The 1998–99 NBA season was the 31st season for the Phoenix Suns in the National Basketball Association. During the offseason, the Suns signed free agent Tom Gugliotta while acquiring Luc Longley from the Chicago Bulls. Head coach Danny Ainge returned for his third season as the team finished tied for third in the Pacific Division with a record of 27–23 in the shortened lockout season; the 7th-seeded Suns made the playoffs for the 11th consecutive season before being swept in the first round to the 2nd-seeded and Pacific winner-Portland Trail Blazers, three games to zero. All home games were played in America West Arena. Starting point guard Jason Kidd finished the regular season leading the league in assists per game at 10.8. Three Suns would average 16 points or more per game, with Gugliotta notching 17, Kidd 16.9 and Clifford Robinson at 16.4 per game. Kidd led the league in total minutes played and was third in total steals, before being selected to both the All-NBA and All-Defensive First Teams.

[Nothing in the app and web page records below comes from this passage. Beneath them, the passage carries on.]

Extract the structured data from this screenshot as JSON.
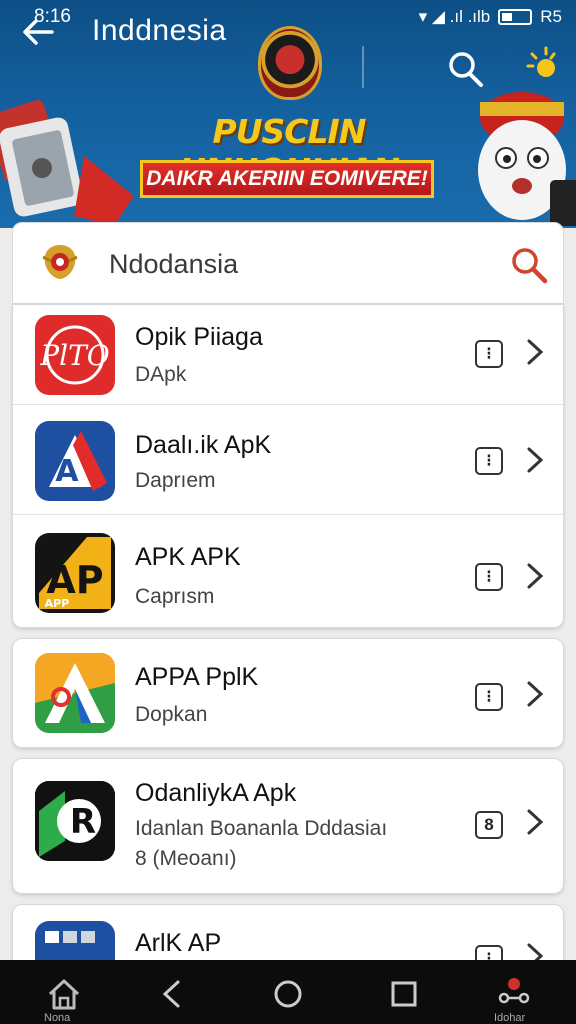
{
  "status_bar": {
    "time": "8:16",
    "network": "▾ ◢ .ıl .ılb",
    "battery_label": "R5"
  },
  "header": {
    "title": "Inddnesia",
    "banner_headline": "PUSCLIN UNUOUHIAN",
    "banner_ribbon": "DAIKR AKERIIN EOMIVERE!"
  },
  "search": {
    "value": "Ndodansia"
  },
  "apps": [
    {
      "name": "Opik Piiaga",
      "subtitle": "DApk",
      "subtitle2": "",
      "badge": "",
      "icon_label": "PlTO",
      "accent": "#e02b2b"
    },
    {
      "name": "Daalı.ik ApK",
      "subtitle": "Daprıem",
      "subtitle2": "",
      "badge": "",
      "icon_label": "A",
      "accent": "#1e4fa0"
    },
    {
      "name": "APK APK",
      "subtitle": "Caprısm",
      "subtitle2": "",
      "badge": "",
      "icon_label": "AP",
      "icon_small": "APP",
      "accent": "#f3b118"
    },
    {
      "name": "APPA PplK",
      "subtitle": "Dopkan",
      "subtitle2": "",
      "badge": "",
      "icon_label": "A",
      "accent": "#f5a623"
    },
    {
      "name": "OdanliykA Apk",
      "subtitle": "Idanlan Boananla Dddasiaı",
      "subtitle2": "8 (Meoanı)",
      "badge": "8",
      "icon_label": "R",
      "accent": "#1aa04a"
    },
    {
      "name": "ArlK AP",
      "subtitle": "",
      "subtitle2": "",
      "badge": "",
      "icon_label": "",
      "accent": "#1e4fa0"
    }
  ],
  "bottom_nav": {
    "home_label": "Nona",
    "right_label": "Idohar"
  },
  "colors": {
    "header_bg": "#14609e",
    "search_icon": "#d0452b",
    "nav_bg": "#0c0c0c"
  }
}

Following the season, Danny Manning was traded to the Orlando Magic, who traded him to the Milwaukee Bucks two weeks and George McCloud signed as a free agent with the Denver Nuggets. This was the first year in franchise history, their first-round pick was traded to the Denver Nuggets the previous year in the Antonio McDyess deal, their second-round pick was traded to the Dallas Mavericks in 1996 in the Jason Kidd deal. Jason Kidd was named Player of the Month for April. Jason Kidd was named Player of the Week for games played April 12 through April 18. All-Star weekend was cancelled due to the 1998–99 NBA lockout. Jason Kidd was named to the All-NBA First Team. Kidd finished fifth in MVP voting. Jason Kidd was named to the NBA All-Defensive First Team. Clifford Robinson finished seventh in Defensive Player of the Year voting, finished tenth in Most Improved Player voting. Jason Kidd led the league in assists per game with a 10.8 average, total assists with 539. Jason Kidd led the league in minutes played with 2060.

† – Minimum 183 field goals made.^ – Minimum 34 three-pointers made.# – Minimum 76 free throws made. ^ – Minimum 5 three-pointers made.# – Minimum 10 free throws made

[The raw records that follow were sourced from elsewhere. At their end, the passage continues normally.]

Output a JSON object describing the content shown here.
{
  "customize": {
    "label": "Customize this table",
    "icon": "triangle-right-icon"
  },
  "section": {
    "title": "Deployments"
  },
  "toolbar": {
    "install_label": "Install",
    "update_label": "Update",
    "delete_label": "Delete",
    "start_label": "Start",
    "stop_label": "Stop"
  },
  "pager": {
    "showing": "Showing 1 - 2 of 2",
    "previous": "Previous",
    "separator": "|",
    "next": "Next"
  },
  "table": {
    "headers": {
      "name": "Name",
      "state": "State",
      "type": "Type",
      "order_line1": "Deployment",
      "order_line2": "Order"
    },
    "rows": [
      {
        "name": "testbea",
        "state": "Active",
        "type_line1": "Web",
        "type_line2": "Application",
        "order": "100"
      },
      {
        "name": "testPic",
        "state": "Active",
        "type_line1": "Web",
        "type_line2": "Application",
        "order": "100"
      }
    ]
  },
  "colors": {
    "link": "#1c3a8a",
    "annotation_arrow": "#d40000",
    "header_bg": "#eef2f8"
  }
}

Aristotle Lane

Aristotle Lane is a road in north Oxford, England. The lane links North Oxford, leading from the junction of Kingston Road and Hayfield Road, with Port Meadow to the west, via bridges over the Oxford Canal and railway; the other access to the meadow from North Oxford is via Walton Well Road to the south. St Philip & St James Primary School is located in Aristotle Lane, having below in Leckford Road to the south; the Aristotle Lane Allotments are located here. To the north of the allotments is the Burgess Field Nature Park a landfill site. In addition, there is a recreation ground. There is evidence of Iron Age tracks from the location of Aristotle Lane across Port Meadow to Binsey Ford; the lane is named after Aristotle's Well in the vicinity, deriving from the name of the Ancient Greek philosopher Aristotle. On 3 June 1644, King Charles I passed this way with around 5,000 men, strategically withdrawing from Oxford, his temporary capital during the Civil War, across Port Meadow and the Thames. T.

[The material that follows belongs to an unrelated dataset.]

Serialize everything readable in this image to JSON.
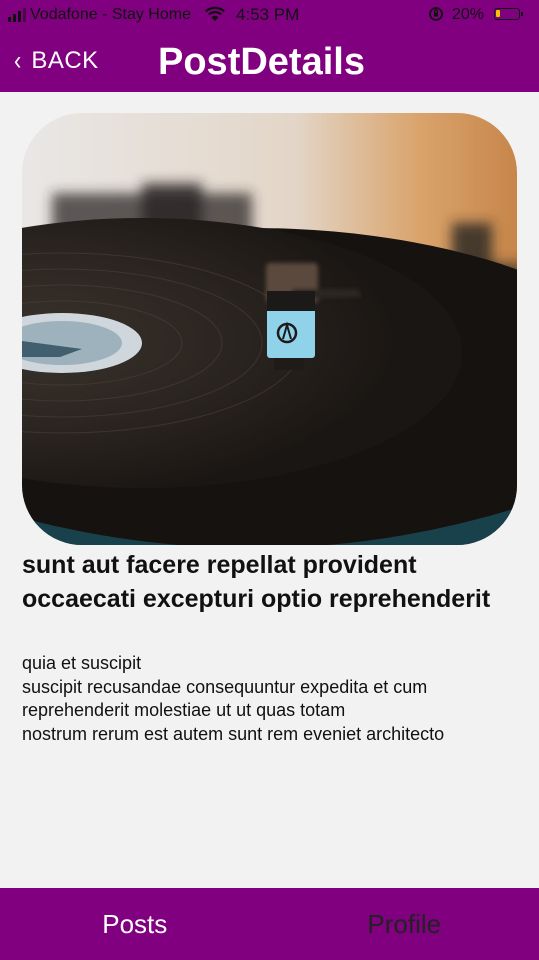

E. Lawrence used this route from his home as a child in Polstead Road on his way to Port Meadow to dig in the mounds there. Port Meadow Halt railway station was located just north of Aristotle Lane on the Varsity Line; the London and North Western Railway opened the halt called Summertown after the north Oxford district, on 20 August 1906. It was renamed to Port Meadow Halt in January 1907; the station temporarily closed during World War I between 1 January 1917 and 5 May 1919. On 30 October 1926, London and Scottish Railway permanently closed the station; the land south of Aristotle Lane was acquired from Lucy's by Berkeley Homes and developed during 1996–1999 into the Waterside estate